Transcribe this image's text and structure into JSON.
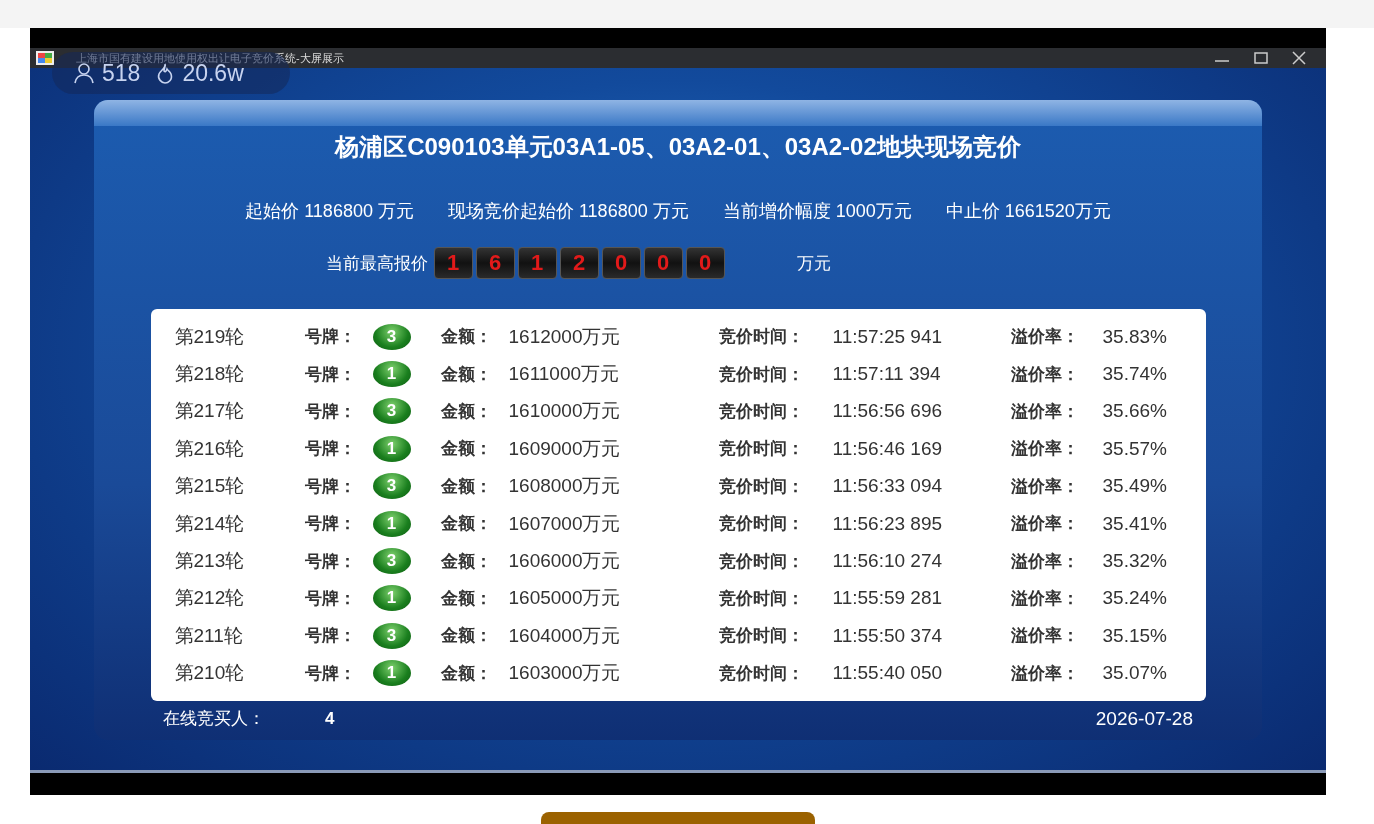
{
  "window": {
    "title": "上海市国有建设用地使用权出让电子竞价系统-大屏展示"
  },
  "overlay": {
    "viewers": "518",
    "heat": "20.6w"
  },
  "auction": {
    "title": "杨浦区C090103单元03A1-05、03A2-01、03A2-02地块现场竞价",
    "prices": [
      "起始价 1186800 万元",
      "现场竞价起始价 1186800 万元",
      "当前增价幅度 1000万元",
      "中止价 1661520万元"
    ],
    "current_bid": {
      "label": "当前最高报价",
      "digits": [
        "1",
        "6",
        "1",
        "2",
        "0",
        "0",
        "0"
      ],
      "unit": "万元"
    },
    "rounds": [
      {
        "round": "第219轮",
        "plate_label": "号牌：",
        "plate": "3",
        "amount_label": "金额：",
        "amount": "1612000万元",
        "time_label": "竞价时间：",
        "time": "11:57:25 941",
        "premium_label": "溢价率：",
        "premium": "35.83%"
      },
      {
        "round": "第218轮",
        "plate_label": "号牌：",
        "plate": "1",
        "amount_label": "金额：",
        "amount": "1611000万元",
        "time_label": "竞价时间：",
        "time": "11:57:11 394",
        "premium_label": "溢价率：",
        "premium": "35.74%"
      },
      {
        "round": "第217轮",
        "plate_label": "号牌：",
        "plate": "3",
        "amount_label": "金额：",
        "amount": "1610000万元",
        "time_label": "竞价时间：",
        "time": "11:56:56 696",
        "premium_label": "溢价率：",
        "premium": "35.66%"
      },
      {
        "round": "第216轮",
        "plate_label": "号牌：",
        "plate": "1",
        "amount_label": "金额：",
        "amount": "1609000万元",
        "time_label": "竞价时间：",
        "time": "11:56:46 169",
        "premium_label": "溢价率：",
        "premium": "35.57%"
      },
      {
        "round": "第215轮",
        "plate_label": "号牌：",
        "plate": "3",
        "amount_label": "金额：",
        "amount": "1608000万元",
        "time_label": "竞价时间：",
        "time": "11:56:33 094",
        "premium_label": "溢价率：",
        "premium": "35.49%"
      },
      {
        "round": "第214轮",
        "plate_label": "号牌：",
        "plate": "1",
        "amount_label": "金额：",
        "amount": "1607000万元",
        "time_label": "竞价时间：",
        "time": "11:56:23 895",
        "premium_label": "溢价率：",
        "premium": "35.41%"
      },
      {
        "round": "第213轮",
        "plate_label": "号牌：",
        "plate": "3",
        "amount_label": "金额：",
        "amount": "1606000万元",
        "time_label": "竞价时间：",
        "time": "11:56:10 274",
        "premium_label": "溢价率：",
        "premium": "35.32%"
      },
      {
        "round": "第212轮",
        "plate_label": "号牌：",
        "plate": "1",
        "amount_label": "金额：",
        "amount": "1605000万元",
        "time_label": "竞价时间：",
        "time": "11:55:59 281",
        "premium_label": "溢价率：",
        "premium": "35.24%"
      },
      {
        "round": "第211轮",
        "plate_label": "号牌：",
        "plate": "3",
        "amount_label": "金额：",
        "amount": "1604000万元",
        "time_label": "竞价时间：",
        "time": "11:55:50 374",
        "premium_label": "溢价率：",
        "premium": "35.15%"
      },
      {
        "round": "第210轮",
        "plate_label": "号牌：",
        "plate": "1",
        "amount_label": "金额：",
        "amount": "1603000万元",
        "time_label": "竞价时间：",
        "time": "11:55:40 050",
        "premium_label": "溢价率：",
        "premium": "35.07%"
      }
    ],
    "footer": {
      "online_label": "在线竞买人：",
      "online_count": "4",
      "date": "2026-07-28"
    }
  }
}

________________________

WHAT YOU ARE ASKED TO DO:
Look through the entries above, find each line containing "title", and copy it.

ANSWER BELOW:
    "title": "上海市国有建设用地使用权出让电子竞价系统-大屏展示"
    "title": "杨浦区C090103单元03A1-05、03A2-01、03A2-02地块现场竞价",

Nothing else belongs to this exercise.